Blessed is the one who considers the poor!
In the day of trouble the Lord delivers him;
the Lord protects him and keeps him alive;
he is called blessed in the land;
you do not give him up to the will of his enemies.
The Lord sustains him on his sickbed;
in his illness you restore him to full health.
As for me, I said, “O Lord, be gracious to me;
heal me, for I have sinned against you!”
My enemies say of me in malice,
“When will he die, and his name perish?”
And when one comes to see me, he utters empty words,
while his heart gathers iniquity;
when he goes out, he tells it abroad.
All who hate me whisper together about me;
they imagine the worst for me.
They say, “A deadly thing is poured out on him;
he will not rise again from where he lies.”
Even my close friend in whom I trusted,
who ate my bread, has lifted his heel against me.
But you, O Lord, be gracious to me,
and raise me up, that I may repay them!
By this I know that you delight in me:
my enemy will not shout in triumph over me.
But you have upheld me because of my integrity,
and set me in your presence forever.
Blessed be the Lord, the God of Israel,
from everlasting to everlasting!
Amen and Amen
Reflection – This psalm is entitled, often, in psalters and breviaries ‘a psalm in time of sickness.’ That may well be; as usual, there is more going on here than just someone with a tummy ache or a bad back. Most of us do not, at least in any visible way, have our ‘enemies’ gather around our sickbed to taunt us and lift their heels against us.
With all respect, I do sometimes wonder at the world the psalmists lived in – they certainly seem to be surrounded by a whole lot of not nice people. On the relatively rare occasions when I am sick, I get surrounded not by people shouting in triumph over me, but by people bringing me chicken soup and the like.
That being said… on the other hand this is exactly what happens to us when we are weak and vulnerable, failing and frail in life. It Is maybe not human enemies who surround us with taunts and gibes, but serious illness is a time of spiritual peril and temptation. Chronic pain and long protracted weakness leave a person prey to all sorts of vicious spiritual attacks: “Just give up… what good is your life… you are accursed… lie down and die…” And so on and so forth.

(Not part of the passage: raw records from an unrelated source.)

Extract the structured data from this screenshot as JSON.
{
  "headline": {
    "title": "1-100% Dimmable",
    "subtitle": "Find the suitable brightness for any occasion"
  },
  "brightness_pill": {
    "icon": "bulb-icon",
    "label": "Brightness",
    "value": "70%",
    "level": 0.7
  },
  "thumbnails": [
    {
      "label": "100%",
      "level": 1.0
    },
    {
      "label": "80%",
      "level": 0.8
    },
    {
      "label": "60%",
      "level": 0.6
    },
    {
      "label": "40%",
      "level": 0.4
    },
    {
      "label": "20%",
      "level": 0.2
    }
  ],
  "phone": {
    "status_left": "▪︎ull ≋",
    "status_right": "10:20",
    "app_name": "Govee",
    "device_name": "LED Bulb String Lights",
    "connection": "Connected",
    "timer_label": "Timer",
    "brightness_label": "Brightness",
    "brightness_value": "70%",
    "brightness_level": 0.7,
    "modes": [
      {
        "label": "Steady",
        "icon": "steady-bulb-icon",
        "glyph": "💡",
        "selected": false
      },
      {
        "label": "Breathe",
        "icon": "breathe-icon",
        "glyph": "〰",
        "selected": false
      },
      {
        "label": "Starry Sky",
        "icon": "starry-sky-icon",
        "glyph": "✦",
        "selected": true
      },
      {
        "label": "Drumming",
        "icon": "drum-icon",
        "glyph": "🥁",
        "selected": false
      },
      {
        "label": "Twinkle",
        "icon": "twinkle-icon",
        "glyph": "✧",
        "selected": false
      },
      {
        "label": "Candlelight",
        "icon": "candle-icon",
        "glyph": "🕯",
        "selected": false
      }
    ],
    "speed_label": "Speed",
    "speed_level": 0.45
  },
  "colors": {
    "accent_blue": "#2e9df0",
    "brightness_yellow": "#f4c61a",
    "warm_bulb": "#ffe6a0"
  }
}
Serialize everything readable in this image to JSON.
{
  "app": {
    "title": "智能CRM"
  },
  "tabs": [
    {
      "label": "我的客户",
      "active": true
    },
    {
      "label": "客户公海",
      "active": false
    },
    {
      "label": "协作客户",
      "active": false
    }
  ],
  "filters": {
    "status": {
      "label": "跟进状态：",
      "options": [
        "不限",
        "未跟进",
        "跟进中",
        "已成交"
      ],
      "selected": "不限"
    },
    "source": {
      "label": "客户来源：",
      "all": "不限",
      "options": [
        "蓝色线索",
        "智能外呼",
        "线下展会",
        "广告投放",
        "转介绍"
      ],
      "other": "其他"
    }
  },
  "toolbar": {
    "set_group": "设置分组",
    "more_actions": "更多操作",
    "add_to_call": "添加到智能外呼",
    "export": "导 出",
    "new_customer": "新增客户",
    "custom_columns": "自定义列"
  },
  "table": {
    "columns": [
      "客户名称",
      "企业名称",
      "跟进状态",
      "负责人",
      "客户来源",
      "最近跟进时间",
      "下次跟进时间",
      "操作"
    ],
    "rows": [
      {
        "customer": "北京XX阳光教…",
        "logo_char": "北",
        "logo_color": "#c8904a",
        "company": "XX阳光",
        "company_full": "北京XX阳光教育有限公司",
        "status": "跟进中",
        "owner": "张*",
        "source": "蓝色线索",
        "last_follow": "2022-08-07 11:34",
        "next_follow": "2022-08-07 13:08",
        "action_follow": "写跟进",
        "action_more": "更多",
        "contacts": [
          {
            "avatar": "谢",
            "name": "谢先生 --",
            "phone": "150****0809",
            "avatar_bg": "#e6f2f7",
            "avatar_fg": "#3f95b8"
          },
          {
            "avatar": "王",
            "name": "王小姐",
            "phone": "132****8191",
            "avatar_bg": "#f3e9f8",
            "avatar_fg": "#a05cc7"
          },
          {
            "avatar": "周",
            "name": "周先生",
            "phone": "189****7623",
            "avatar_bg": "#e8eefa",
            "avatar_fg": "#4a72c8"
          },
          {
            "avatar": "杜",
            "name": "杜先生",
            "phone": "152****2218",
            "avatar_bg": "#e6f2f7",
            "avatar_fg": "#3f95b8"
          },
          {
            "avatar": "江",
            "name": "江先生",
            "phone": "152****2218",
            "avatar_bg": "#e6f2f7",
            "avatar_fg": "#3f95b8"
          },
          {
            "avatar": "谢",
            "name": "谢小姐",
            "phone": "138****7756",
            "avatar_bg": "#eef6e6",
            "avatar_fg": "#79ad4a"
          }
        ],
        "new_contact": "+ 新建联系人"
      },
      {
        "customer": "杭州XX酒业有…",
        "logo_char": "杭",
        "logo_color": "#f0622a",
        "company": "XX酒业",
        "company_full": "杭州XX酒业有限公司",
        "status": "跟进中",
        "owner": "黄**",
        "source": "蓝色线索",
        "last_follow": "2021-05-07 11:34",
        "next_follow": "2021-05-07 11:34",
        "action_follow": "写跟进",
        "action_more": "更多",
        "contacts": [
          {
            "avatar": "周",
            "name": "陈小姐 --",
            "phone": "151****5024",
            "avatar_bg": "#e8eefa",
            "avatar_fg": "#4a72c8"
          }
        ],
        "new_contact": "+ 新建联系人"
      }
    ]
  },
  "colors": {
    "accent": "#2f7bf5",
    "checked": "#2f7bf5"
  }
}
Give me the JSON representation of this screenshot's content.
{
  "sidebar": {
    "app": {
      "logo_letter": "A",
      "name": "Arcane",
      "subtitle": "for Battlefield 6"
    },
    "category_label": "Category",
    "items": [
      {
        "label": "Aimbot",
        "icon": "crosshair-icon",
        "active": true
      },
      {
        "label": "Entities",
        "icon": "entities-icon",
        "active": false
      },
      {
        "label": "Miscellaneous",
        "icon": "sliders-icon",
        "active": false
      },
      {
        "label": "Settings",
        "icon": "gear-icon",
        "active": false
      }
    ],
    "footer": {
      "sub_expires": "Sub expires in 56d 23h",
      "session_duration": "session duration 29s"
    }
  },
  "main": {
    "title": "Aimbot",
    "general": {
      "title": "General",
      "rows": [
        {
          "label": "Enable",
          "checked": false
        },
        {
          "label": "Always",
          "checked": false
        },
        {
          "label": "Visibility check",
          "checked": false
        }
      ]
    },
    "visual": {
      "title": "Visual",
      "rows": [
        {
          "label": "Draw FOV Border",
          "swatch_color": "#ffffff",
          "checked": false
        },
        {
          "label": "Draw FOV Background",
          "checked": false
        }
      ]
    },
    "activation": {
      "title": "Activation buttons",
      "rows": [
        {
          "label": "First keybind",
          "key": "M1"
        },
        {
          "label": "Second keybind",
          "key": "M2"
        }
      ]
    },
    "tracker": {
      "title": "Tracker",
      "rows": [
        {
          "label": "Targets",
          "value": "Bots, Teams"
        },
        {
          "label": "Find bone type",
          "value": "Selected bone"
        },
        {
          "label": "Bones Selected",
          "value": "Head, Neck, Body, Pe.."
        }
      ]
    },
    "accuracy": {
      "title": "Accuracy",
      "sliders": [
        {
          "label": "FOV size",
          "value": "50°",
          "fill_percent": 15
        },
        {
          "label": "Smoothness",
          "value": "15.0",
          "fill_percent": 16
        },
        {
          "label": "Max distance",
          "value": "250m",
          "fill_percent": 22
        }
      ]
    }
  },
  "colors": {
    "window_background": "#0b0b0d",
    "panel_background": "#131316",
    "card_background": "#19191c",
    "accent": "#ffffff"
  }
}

At times it may be our own diseased thought processes; at times it may genuinely be attacks from the one true Enemy of humanity.
One of the great effects of the Sacrament of the Sick is that it unites the suffering one to Christ in his or her illness, and so does exactly what this psalm says, pours out the graciousness of God to the person so that this Enemy may not shout in triumph over them.
At the same time, this psalm speaks to just how evil the whole euthanasia movement is. Call it assisted suicide or whatever—it is euthanasia. Sickness is a time of temptation and spiritual struggle.
The dying process is fraught with terrible battles against despair, against all sorts of tragic lamentations and desperate combat against not just physical death but the deeper spiritual death—the death of faith, the death of hope, the death of love.
To have the doctor who is supposed to be caring for you standing over you with a needle saying constantly in the midst of these battles “We can end this all now, you know!” is pure evil, even if the intentions are in fact kindly. To have the government—which let us not forget means you and I—standing at the bedside of the person saying “Hey, why don’t you just kill yourself?” is simply wicked.
So perhaps this psalm is not so remote and odd after all. We are surrounded by spiritual enemies in our sicknesses, and now more and more are surrounded by human enemies in (alas!) the members of the very profession who are supposed to be helping us and the society who is supposed to cherish us support us.
So in the light of that, let us pray for all the sick and turn to God in our own ailments, that he deliver us all from evil and raise us up in the sight of our foes. Amen.